**ASSIGNMENT:** Please set down every line of the records below exactly, without the pictures.

**RECORD SET:**
━━━━━━━━━━━━━━━━━━━━
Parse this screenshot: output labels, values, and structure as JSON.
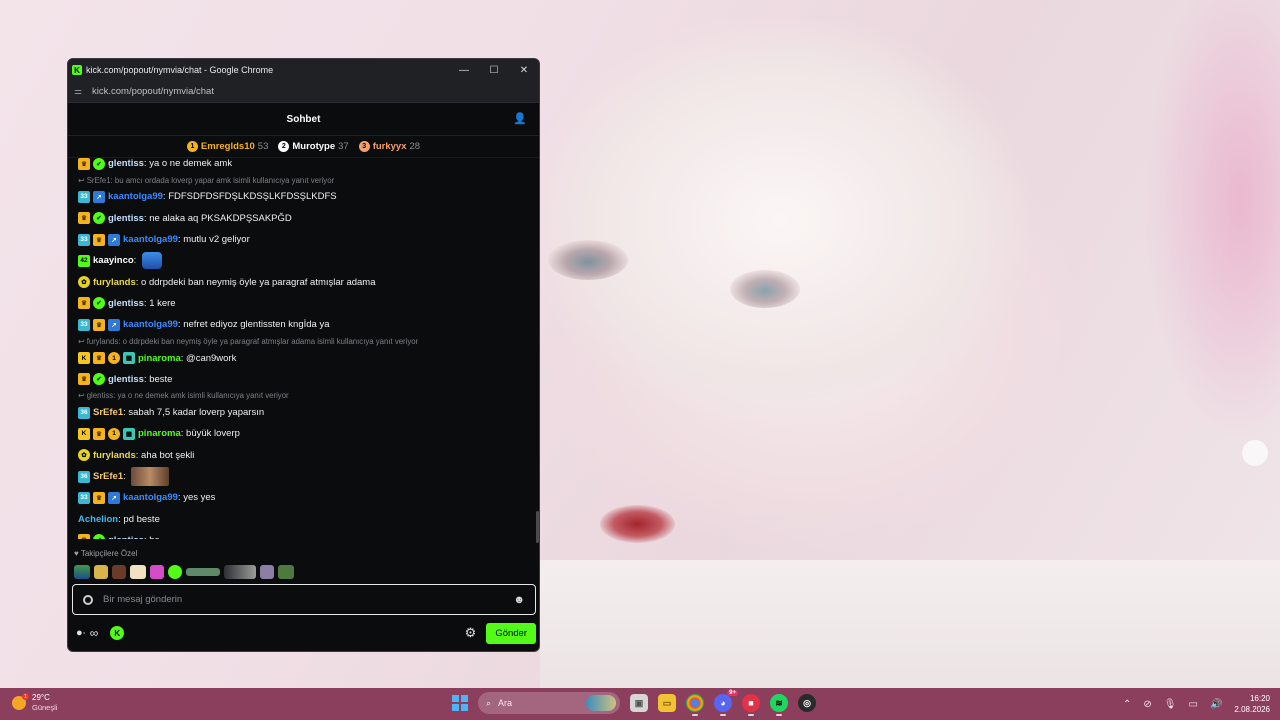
{
  "window": {
    "title": "kick.com/popout/nymvia/chat - Google Chrome",
    "url": "kick.com/popout/nymvia/chat",
    "favicon_letter": "K",
    "minimize": "—",
    "maximize": "☐",
    "close": "✕"
  },
  "chat": {
    "header_title": "Sohbet",
    "leaderboard": [
      {
        "rank": "1",
        "name": "Emreglds10",
        "count": "53",
        "color": "#f5b31d"
      },
      {
        "rank": "2",
        "name": "Murotype",
        "count": "37",
        "color": "#ffffff"
      },
      {
        "rank": "3",
        "name": "furkyyx",
        "count": "28",
        "color": "#f5a06a"
      }
    ],
    "messages": [
      {
        "kind": "msg",
        "badges": [
          "crown",
          "verified"
        ],
        "user": "glentiss",
        "user_color": "#c4dfff",
        "text": "ya o ne demek amk"
      },
      {
        "kind": "reply",
        "text": "SrEfe1: bu amcı ordada loverp yapar amk isimli kullanıcıya yanıt veriyor"
      },
      {
        "kind": "msg",
        "badges": [
          "sub",
          "x"
        ],
        "sub_num": "33",
        "user": "kaantolga99",
        "user_color": "#3b8bff",
        "text": "FDFSDFDSFDŞLKDSŞLKFDSŞLKDFS"
      },
      {
        "kind": "msg",
        "badges": [
          "crown",
          "verified"
        ],
        "user": "glentiss",
        "user_color": "#c4dfff",
        "text": "ne alaka aq PKSAKDPŞSAKPĞD"
      },
      {
        "kind": "msg",
        "badges": [
          "sub",
          "crown",
          "x"
        ],
        "sub_num": "33",
        "user": "kaantolga99",
        "user_color": "#3b8bff",
        "text": "mutlu v2 geliyor"
      },
      {
        "kind": "msg",
        "badges": [
          "green"
        ],
        "sub_num": "42",
        "user": "kaayinco",
        "user_color": "#ffffff",
        "text": "",
        "emote": "box"
      },
      {
        "kind": "msg",
        "badges": [
          "dragon"
        ],
        "user": "furylands",
        "user_color": "#e9d84c",
        "text": "o ddrpdeki ban neymiş öyle ya paragraf atmışlar adama"
      },
      {
        "kind": "msg",
        "badges": [
          "crown",
          "verified"
        ],
        "user": "glentiss",
        "user_color": "#c4dfff",
        "text": "1 kere"
      },
      {
        "kind": "msg",
        "badges": [
          "sub",
          "crown",
          "x"
        ],
        "sub_num": "33",
        "user": "kaantolga99",
        "user_color": "#3b8bff",
        "text": "nefret ediyoz glentissten kngİda ya"
      },
      {
        "kind": "reply",
        "text": "furylands: o ddrpdeki ban neymiş öyle ya paragraf atmışlar adama isimli kullanıcıya yanıt veriyor"
      },
      {
        "kind": "msg",
        "badges": [
          "kick",
          "crown",
          "one",
          "qr"
        ],
        "user": "pinaroma",
        "user_color": "#53fc18",
        "text": "@can9work"
      },
      {
        "kind": "msg",
        "badges": [
          "crown",
          "verified"
        ],
        "user": "glentiss",
        "user_color": "#c4dfff",
        "text": "beste"
      },
      {
        "kind": "reply",
        "text": "glentiss: ya o ne demek amk isimli kullanıcıya yanıt veriyor"
      },
      {
        "kind": "msg",
        "badges": [
          "sub"
        ],
        "sub_num": "36",
        "user": "SrEfe1",
        "user_color": "#f7ca6f",
        "text": "sabah 7,5 kadar loverp yaparsın"
      },
      {
        "kind": "msg",
        "badges": [
          "kick",
          "crown",
          "one",
          "qr"
        ],
        "user": "pinaroma",
        "user_color": "#53fc18",
        "text": "büyük loverp"
      },
      {
        "kind": "msg",
        "badges": [
          "dragon"
        ],
        "user": "furylands",
        "user_color": "#e9d84c",
        "text": "aha bot şekli"
      },
      {
        "kind": "msg",
        "badges": [
          "sub"
        ],
        "sub_num": "36",
        "user": "SrEfe1",
        "user_color": "#f7ca6f",
        "text": "",
        "emote": "pic"
      },
      {
        "kind": "msg",
        "badges": [
          "sub",
          "crown",
          "x"
        ],
        "sub_num": "33",
        "user": "kaantolga99",
        "user_color": "#3b8bff",
        "text": "yes yes"
      },
      {
        "kind": "msg",
        "badges": [],
        "user": "Achelion",
        "user_color": "#3fb8f0",
        "text": "pd beste"
      },
      {
        "kind": "msg",
        "badges": [
          "crown",
          "verified"
        ],
        "user": "glentiss",
        "user_color": "#c4dfff",
        "text": "he"
      }
    ],
    "followers_label": "♥ Takipçilere Özel",
    "input_placeholder": "Bir mesaj gönderin",
    "send_label": "Gönder"
  },
  "taskbar": {
    "weather_temp": "29°C",
    "weather_cond": "Güneşli",
    "weather_badge": "1",
    "search_label": "Ara",
    "discord_badge": "9+",
    "time": "16:20",
    "date": "2.08.2026"
  },
  "colors": {
    "kick_green": "#53fc18",
    "taskbar": "#8c3e5d"
  }
}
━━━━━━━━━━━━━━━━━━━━
**ANSWER TO THIS TASK:**
Parse this screenshot: output labels, values, and structure as JSON.
{
  "window": {
    "title": "kick.com/popout/nymvia/chat - Google Chrome",
    "url": "kick.com/popout/nymvia/chat",
    "favicon_letter": "K",
    "minimize": "—",
    "maximize": "☐",
    "close": "✕"
  },
  "chat": {
    "header_title": "Sohbet",
    "leaderboard": [
      {
        "rank": "1",
        "name": "Emreglds10",
        "count": "53",
        "color": "#f5b31d"
      },
      {
        "rank": "2",
        "name": "Murotype",
        "count": "37",
        "color": "#ffffff"
      },
      {
        "rank": "3",
        "name": "furkyyx",
        "count": "28",
        "color": "#f5a06a"
      }
    ],
    "messages": [
      {
        "kind": "msg",
        "badges": [
          "crown",
          "verified"
        ],
        "user": "glentiss",
        "user_color": "#c4dfff",
        "text": "ya o ne demek amk"
      },
      {
        "kind": "reply",
        "text": "SrEfe1: bu amcı ordada loverp yapar amk isimli kullanıcıya yanıt veriyor"
      },
      {
        "kind": "msg",
        "badges": [
          "sub",
          "x"
        ],
        "sub_num": "33",
        "user": "kaantolga99",
        "user_color": "#3b8bff",
        "text": "FDFSDFDSFDŞLKDSŞLKFDSŞLKDFS"
      },
      {
        "kind": "msg",
        "badges": [
          "crown",
          "verified"
        ],
        "user": "glentiss",
        "user_color": "#c4dfff",
        "text": "ne alaka aq PKSAKDPŞSAKPĞD"
      },
      {
        "kind": "msg",
        "badges": [
          "sub",
          "crown",
          "x"
        ],
        "sub_num": "33",
        "user": "kaantolga99",
        "user_color": "#3b8bff",
        "text": "mutlu v2 geliyor"
      },
      {
        "kind": "msg",
        "badges": [
          "green"
        ],
        "sub_num": "42",
        "user": "kaayinco",
        "user_color": "#ffffff",
        "text": "",
        "emote": "box"
      },
      {
        "kind": "msg",
        "badges": [
          "dragon"
        ],
        "user": "furylands",
        "user_color": "#e9d84c",
        "text": "o ddrpdeki ban neymiş öyle ya paragraf atmışlar adama"
      },
      {
        "kind": "msg",
        "badges": [
          "crown",
          "verified"
        ],
        "user": "glentiss",
        "user_color": "#c4dfff",
        "text": "1 kere"
      },
      {
        "kind": "msg",
        "badges": [
          "sub",
          "crown",
          "x"
        ],
        "sub_num": "33",
        "user": "kaantolga99",
        "user_color": "#3b8bff",
        "text": "nefret ediyoz glentissten kngİda ya"
      },
      {
        "kind": "reply",
        "text": "furylands: o ddrpdeki ban neymiş öyle ya paragraf atmışlar adama isimli kullanıcıya yanıt veriyor"
      },
      {
        "kind": "msg",
        "badges": [
          "kick",
          "crown",
          "one",
          "qr"
        ],
        "user": "pinaroma",
        "user_color": "#53fc18",
        "text": "@can9work"
      },
      {
        "kind": "msg",
        "badges": [
          "crown",
          "verified"
        ],
        "user": "glentiss",
        "user_color": "#c4dfff",
        "text": "beste"
      },
      {
        "kind": "reply",
        "text": "glentiss: ya o ne demek amk isimli kullanıcıya yanıt veriyor"
      },
      {
        "kind": "msg",
        "badges": [
          "sub"
        ],
        "sub_num": "36",
        "user": "SrEfe1",
        "user_color": "#f7ca6f",
        "text": "sabah 7,5 kadar loverp yaparsın"
      },
      {
        "kind": "msg",
        "badges": [
          "kick",
          "crown",
          "one",
          "qr"
        ],
        "user": "pinaroma",
        "user_color": "#53fc18",
        "text": "büyük loverp"
      },
      {
        "kind": "msg",
        "badges": [
          "dragon"
        ],
        "user": "furylands",
        "user_color": "#e9d84c",
        "text": "aha bot şekli"
      },
      {
        "kind": "msg",
        "badges": [
          "sub"
        ],
        "sub_num": "36",
        "user": "SrEfe1",
        "user_color": "#f7ca6f",
        "text": "",
        "emote": "pic"
      },
      {
        "kind": "msg",
        "badges": [
          "sub",
          "crown",
          "x"
        ],
        "sub_num": "33",
        "user": "kaantolga99",
        "user_color": "#3b8bff",
        "text": "yes yes"
      },
      {
        "kind": "msg",
        "badges": [],
        "user": "Achelion",
        "user_color": "#3fb8f0",
        "text": "pd beste"
      },
      {
        "kind": "msg",
        "badges": [
          "crown",
          "verified"
        ],
        "user": "glentiss",
        "user_color": "#c4dfff",
        "text": "he"
      }
    ],
    "followers_label": "♥ Takipçilere Özel",
    "input_placeholder": "Bir mesaj gönderin",
    "send_label": "Gönder"
  },
  "taskbar": {
    "weather_temp": "29°C",
    "weather_cond": "Güneşli",
    "weather_badge": "1",
    "search_label": "Ara",
    "discord_badge": "9+",
    "time": "16:20",
    "date": "2.08.2026"
  },
  "colors": {
    "kick_green": "#53fc18",
    "taskbar": "#8c3e5d"
  }
}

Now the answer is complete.